Listed in date order

Review Indexes
   By Label
      Select a label and all reviews are listed in Catalogue order
   By Masterwork
            Links from composer names (eg Sibelius) are to resource pages with links to the review indexes for the individual works as well as other resources.

Themed Review pages

Jazz reviews


      Composer surveys
      Unique to MusicWeb -
a comprehensive listing of all LP and CD recordings of given works
Prepared by Michael Herman

The Collector’s Guide to Gramophone Company Record Labels 1898 - 1925
Howard Friedman

Book Reviews

Complete Books
We have a number of out of print complete books on-line

With Composers, Conductors, Singers, Instumentalists and others
Includes those on the Seen and Heard site


Nostalgia CD reviews

Records Of The Year
Each reviewer is given the opportunity to select the best of the releases

Monthly Best Buys
Recordings of the Month and Bargains of the Month

Arthur Butterworth Writes

An occasional column

Phil Scowcroft's Garlands
British Light Music articles

Classical blogs
A listing of Classical Music Blogs external to MusicWeb International

Reviewers Logs
What they have been listening to for pleasure



Bulletin Board

Give your opinions or seek answers

Past and present

Helpers invited!

How Did I Miss That?

Currently suspended but there are a lot there with sound clips

Composer Resources

British Composers

British Light Music Composers

Other composers

Film Music (Archive)
Film Music on the Web (Closed in December 2006)

Programme Notes
For concert organizers

External sites
British Music Society
The BBC Proms
Orchestra Sites
Recording Companies & Retailers
Online Music
Agents & Marketing
Other links
Web News sites etc

A pot-pourri of articles

MW Listening Room
MW Office

Advice to Windows Vista users  
Site History  
What they say about us
What we say about us!
Where to get help on the Internet
CD orders By Special Request
Graphics archive
Currency Converter
Web Ring
Translation Service

Rules for potential reviewers :-)
Do Not Go Here!
April Fools

Untitled Document

Reviews from previous months
Join the mailing list and receive a hyperlinked weekly update on the discs reviewed. details
We welcome feedback on our reviews.
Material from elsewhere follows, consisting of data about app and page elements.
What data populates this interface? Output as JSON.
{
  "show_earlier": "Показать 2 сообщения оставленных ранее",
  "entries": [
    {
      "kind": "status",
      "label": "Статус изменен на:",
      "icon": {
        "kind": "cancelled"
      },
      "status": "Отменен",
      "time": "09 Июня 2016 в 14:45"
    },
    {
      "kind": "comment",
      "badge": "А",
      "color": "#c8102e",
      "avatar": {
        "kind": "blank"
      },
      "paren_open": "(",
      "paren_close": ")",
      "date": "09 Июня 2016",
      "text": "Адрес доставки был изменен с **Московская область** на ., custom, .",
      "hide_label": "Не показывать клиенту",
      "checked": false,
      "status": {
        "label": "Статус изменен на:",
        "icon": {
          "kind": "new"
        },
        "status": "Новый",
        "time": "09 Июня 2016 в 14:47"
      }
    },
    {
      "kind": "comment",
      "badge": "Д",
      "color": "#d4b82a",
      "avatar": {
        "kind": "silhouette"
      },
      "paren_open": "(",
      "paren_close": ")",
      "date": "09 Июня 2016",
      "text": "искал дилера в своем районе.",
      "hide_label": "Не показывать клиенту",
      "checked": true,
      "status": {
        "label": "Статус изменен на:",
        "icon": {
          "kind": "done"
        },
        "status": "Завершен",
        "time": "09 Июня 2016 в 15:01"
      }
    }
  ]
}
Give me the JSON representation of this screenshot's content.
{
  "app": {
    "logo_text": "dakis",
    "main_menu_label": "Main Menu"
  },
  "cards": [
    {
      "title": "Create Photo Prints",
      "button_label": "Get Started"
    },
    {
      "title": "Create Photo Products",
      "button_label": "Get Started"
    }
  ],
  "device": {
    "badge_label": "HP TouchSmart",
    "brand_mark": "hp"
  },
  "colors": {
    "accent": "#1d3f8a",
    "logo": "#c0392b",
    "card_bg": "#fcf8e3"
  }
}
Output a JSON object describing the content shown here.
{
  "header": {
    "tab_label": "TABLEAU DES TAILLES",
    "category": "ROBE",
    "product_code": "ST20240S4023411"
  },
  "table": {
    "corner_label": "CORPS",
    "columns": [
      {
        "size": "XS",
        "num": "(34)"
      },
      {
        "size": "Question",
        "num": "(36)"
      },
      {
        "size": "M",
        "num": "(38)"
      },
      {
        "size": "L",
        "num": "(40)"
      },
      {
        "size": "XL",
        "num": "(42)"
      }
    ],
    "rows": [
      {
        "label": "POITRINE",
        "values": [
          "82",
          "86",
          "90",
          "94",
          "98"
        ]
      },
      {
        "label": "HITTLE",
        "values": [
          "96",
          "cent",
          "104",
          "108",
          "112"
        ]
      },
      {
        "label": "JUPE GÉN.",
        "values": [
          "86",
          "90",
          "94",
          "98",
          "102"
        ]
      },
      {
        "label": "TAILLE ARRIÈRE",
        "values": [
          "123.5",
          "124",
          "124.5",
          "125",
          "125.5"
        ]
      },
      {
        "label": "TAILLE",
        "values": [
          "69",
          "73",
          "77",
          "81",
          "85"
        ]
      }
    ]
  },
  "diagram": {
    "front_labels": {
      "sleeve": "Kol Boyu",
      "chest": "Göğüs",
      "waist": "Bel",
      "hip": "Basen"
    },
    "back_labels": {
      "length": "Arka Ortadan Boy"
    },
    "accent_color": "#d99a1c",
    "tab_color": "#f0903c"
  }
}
Please use the Bulletin Board
Please paste in the first line of your comments the URL of the review to which you refer.